#### What you should do
Among the lines of the data, copy those that hold "JSON".

#### Provided records

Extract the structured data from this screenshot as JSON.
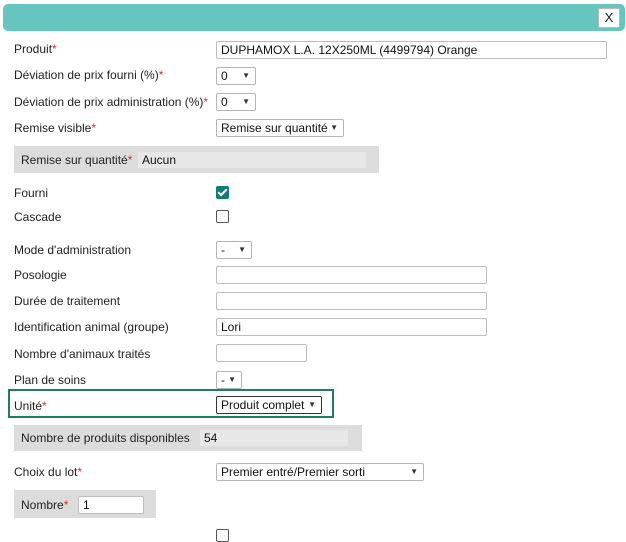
{
  "dialog": {
    "close_label": "X"
  },
  "form": {
    "produit": {
      "label": "Produit",
      "value": "DUPHAMOX L.A. 12X250ML (4499794) Orange"
    },
    "deviation_fourni": {
      "label": "Déviation de prix fourni (%)",
      "value": "0"
    },
    "deviation_admin": {
      "label": "Déviation de prix administration (%)",
      "value": "0"
    },
    "remise_visible": {
      "label": "Remise visible",
      "value": "Remise sur quantité"
    },
    "remise_panel": {
      "label": "Remise sur quantité",
      "value": "Aucun"
    },
    "fourni": {
      "label": "Fourni",
      "checked": true
    },
    "cascade": {
      "label": "Cascade",
      "checked": false
    },
    "mode_admin": {
      "label": "Mode d'administration",
      "value": "-"
    },
    "posologie": {
      "label": "Posologie",
      "value": ""
    },
    "duree": {
      "label": "Durée de traitement",
      "value": ""
    },
    "identification": {
      "label": "Identification animal (groupe)",
      "value": "Lori"
    },
    "nombre_animaux": {
      "label": "Nombre d'animaux traités",
      "value": ""
    },
    "plan_soins": {
      "label": "Plan de soins",
      "value": "-"
    },
    "unite": {
      "label": "Unité",
      "value": "Produit complet"
    },
    "disponibles_panel": {
      "label": "Nombre de produits disponibles",
      "value": "54"
    },
    "choix_lot": {
      "label": "Choix du lot",
      "value": "Premier entré/Premier sorti"
    },
    "nombre_panel": {
      "label": "Nombre",
      "value": "1"
    }
  },
  "colors": {
    "titlebar": "#66c6bf",
    "required": "#d9263a",
    "checkbox": "#137c74",
    "highlight": "#1f7f5c"
  }
}
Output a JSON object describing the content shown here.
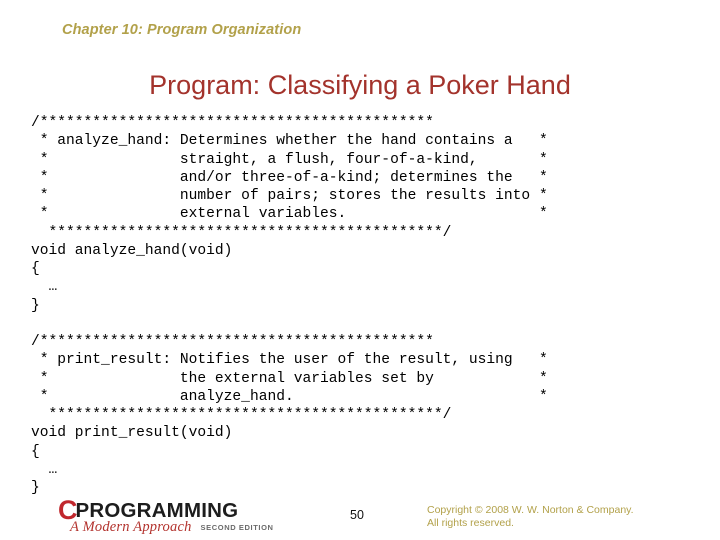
{
  "header": {
    "chapter": "Chapter 10: Program Organization",
    "title": "Program: Classifying a Poker Hand",
    "chapter_color": "#b2a14a",
    "title_color": "#a3332c"
  },
  "code": {
    "block1": "/*********************************************\n * analyze_hand: Determines whether the hand contains a   *\n *               straight, a flush, four-of-a-kind,       *\n *               and/or three-of-a-kind; determines the   *\n *               number of pairs; stores the results into *\n *               external variables.                      *\n  *********************************************/\nvoid analyze_hand(void)\n{\n  …\n}",
    "block2": "/*********************************************\n * print_result: Notifies the user of the result, using   *\n *               the external variables set by            *\n *               analyze_hand.                            *\n  *********************************************/\nvoid print_result(void)\n{\n  …\n}"
  },
  "footer": {
    "logo": {
      "c_letter": "C",
      "word": "PROGRAMMING",
      "tagline": "A Modern Approach",
      "edition": "SECOND EDITION",
      "c_color": "#c0272d",
      "word_color": "#1d1d1d",
      "tagline_color": "#b3332e"
    },
    "page_number": "50",
    "copyright": "Copyright © 2008 W. W. Norton & Company.\nAll rights reserved.",
    "copyright_color": "#b2a14a"
  }
}
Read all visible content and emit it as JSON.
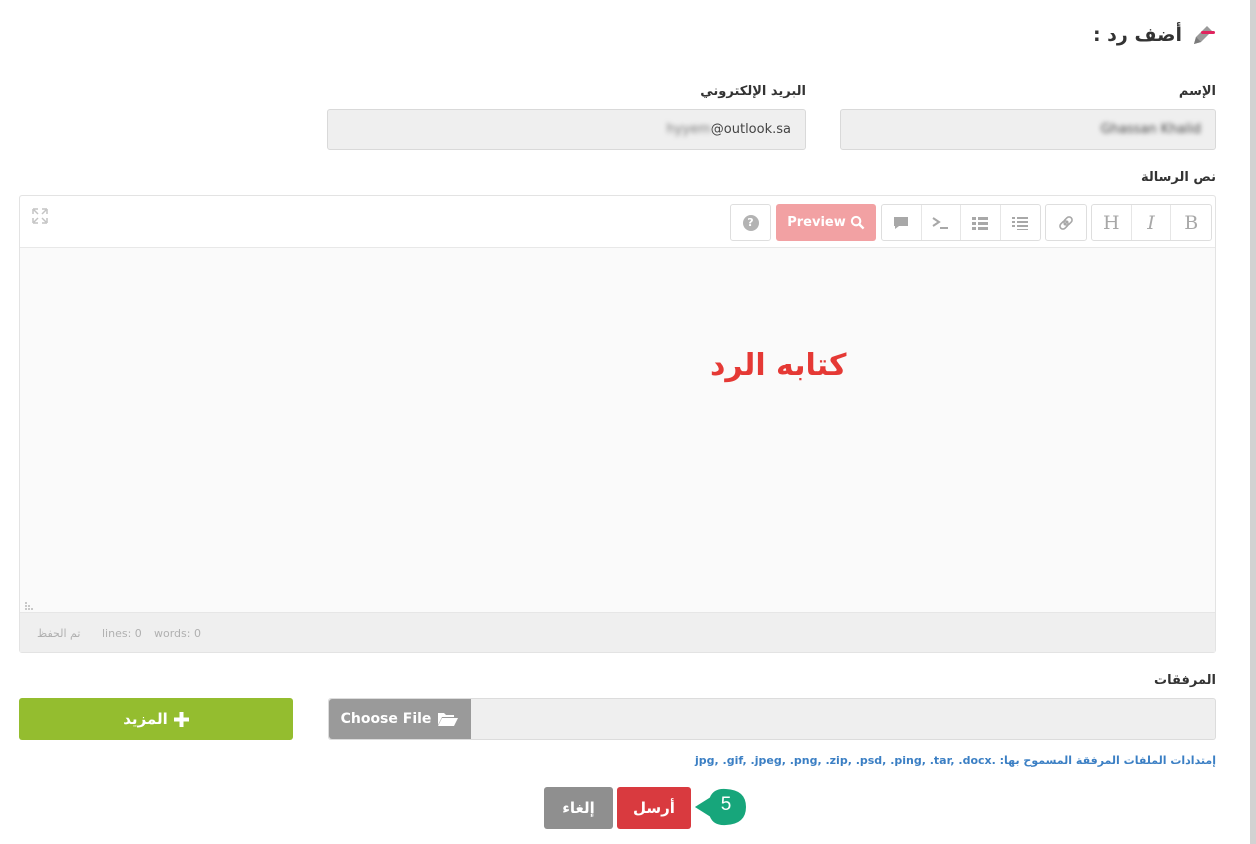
{
  "reply": {
    "title": "أضف رد :",
    "icon": "pencil-icon",
    "collapse_icon": "minus-icon",
    "accent_color": "#e0245e"
  },
  "form": {
    "name_label": "الإسم",
    "name_value": "Ghassan Khalid",
    "email_label": "البريد الإلكتروني",
    "email_value_hidden": "hyyem",
    "email_value": "@outlook.sa",
    "message_label": "نص الرسالة",
    "attachments_label": "المرفقات"
  },
  "editor": {
    "toolbar": {
      "bold": "B",
      "italic": "I",
      "heading": "H",
      "preview": "Preview",
      "help": "?"
    },
    "annotation": "كتابه الرد",
    "annotation_color": "#e53935",
    "status": {
      "saved": "تم الحفظ",
      "lines": "lines: 0",
      "words": "words: 0"
    }
  },
  "upload": {
    "choose_label": "Choose File",
    "more_label": "المزيد",
    "extensions_note": "إمتدادات الملفات المرفقة المسموح بها: .jpg, .gif, .jpeg, .png, .zip, .psd, .ping, .tar, .docx"
  },
  "actions": {
    "send": "أرسل",
    "cancel": "إلغاء",
    "step_number": "5",
    "send_color": "#d93a3f",
    "more_color": "#94bd2f",
    "step_color": "#17a67b"
  }
}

#### Answer box
Extract the structured data from this screenshot as JSON.
Output a JSON object describing the content shown here.
Read all visible content and emit it as JSON.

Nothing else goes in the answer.